YOUR ASSIGNMENT:
Go through the records line by line and work out how many lines hold the word "circle". Answer with the number only.

Stored items:
★ ★ ★
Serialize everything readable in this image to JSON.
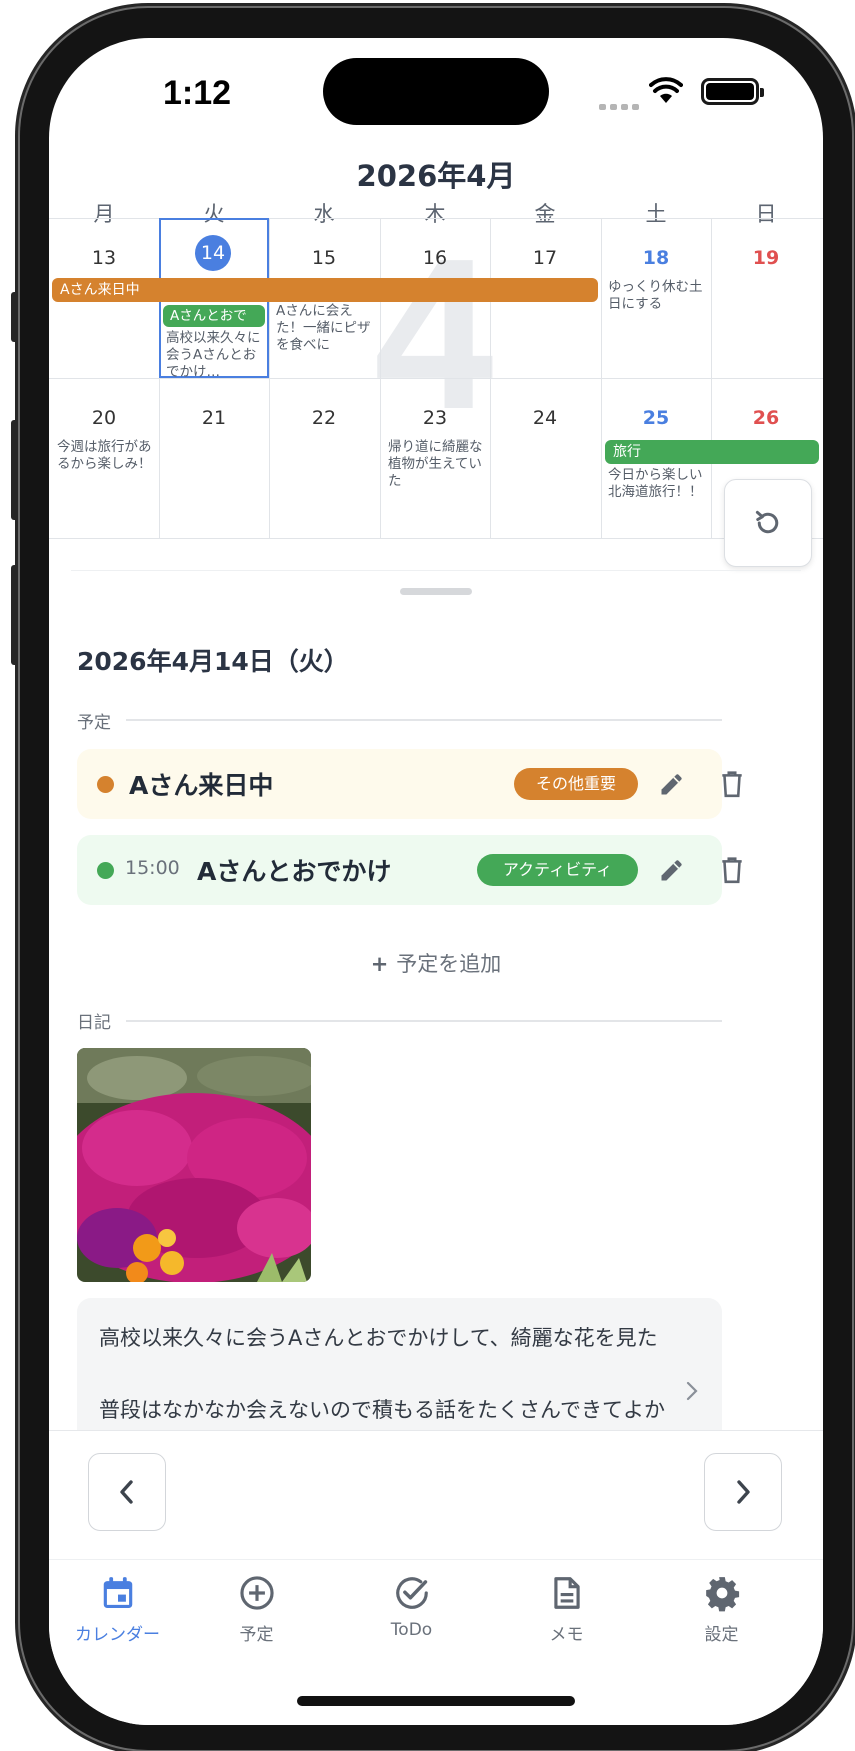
{
  "status_bar": {
    "time": "1:12"
  },
  "calendar": {
    "month_title": "2026年4月",
    "month_watermark": "4",
    "weekdays": [
      "月",
      "火",
      "水",
      "木",
      "金",
      "土",
      "日"
    ],
    "week1": {
      "days": [
        "13",
        "14",
        "15",
        "16",
        "17",
        "18",
        "19"
      ],
      "bar_event": "Aさん来日中",
      "tue_event": "Aさんとおで",
      "tue_note": "高校以来久々に会うAさんとおでかけ…",
      "wed_note": "Aさんに会えた！一緒にピザを食べに",
      "sat_note": "ゆっくり休む土日にする"
    },
    "week2": {
      "days": [
        "20",
        "21",
        "22",
        "23",
        "24",
        "25",
        "26"
      ],
      "mon_note": "今週は旅行があるから楽しみ！",
      "thu_note": "帰り道に綺麗な植物が生えていた",
      "bar_event": "旅行",
      "sat_note": "今日から楽しい北海道旅行！！"
    },
    "colors": {
      "accent": "#4a7fe0",
      "orange": "#d5822e",
      "green": "#44a857",
      "sunday": "#e05050"
    }
  },
  "detail": {
    "date_title": "2026年4月14日（火）",
    "schedule_label": "予定",
    "events": [
      {
        "title": "Aさん来日中",
        "time": "",
        "tag": "その他重要",
        "color": "#d5822e",
        "bg": "#fefaec"
      },
      {
        "title": "Aさんとおでかけ",
        "time": "15:00",
        "tag": "アクティビティ",
        "color": "#44a857",
        "bg": "#eefaf0"
      }
    ],
    "add_label": "予定を追加",
    "diary_label": "日記",
    "diary_lines": [
      "高校以来久々に会うAさんとおでかけして、綺麗な花を見た",
      "普段はなかなか会えないので積もる話をたくさんできてよか"
    ]
  },
  "tabs": [
    {
      "label": "カレンダー",
      "icon": "calendar-icon"
    },
    {
      "label": "予定",
      "icon": "plus-circle-icon"
    },
    {
      "label": "ToDo",
      "icon": "check-circle-icon"
    },
    {
      "label": "メモ",
      "icon": "document-icon"
    },
    {
      "label": "設定",
      "icon": "gear-icon"
    }
  ]
}
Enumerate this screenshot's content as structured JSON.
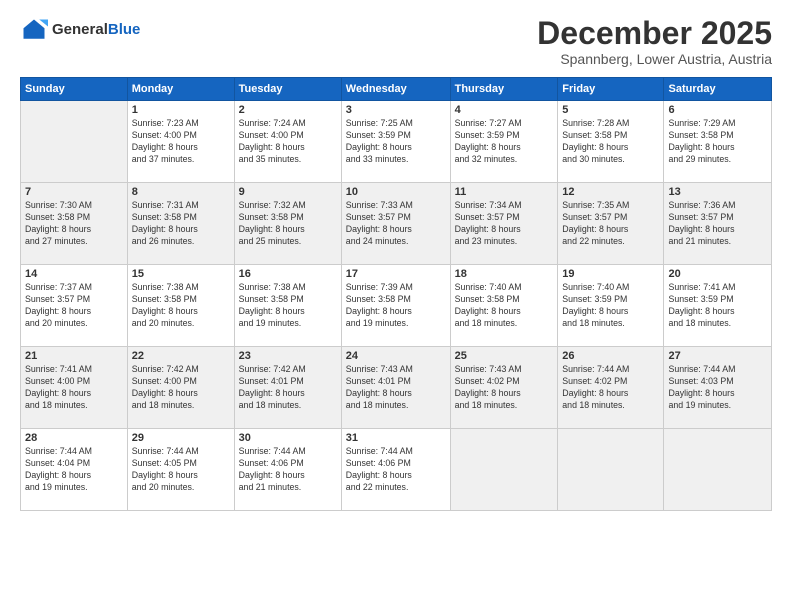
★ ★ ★
YOUR SOLUTION:
2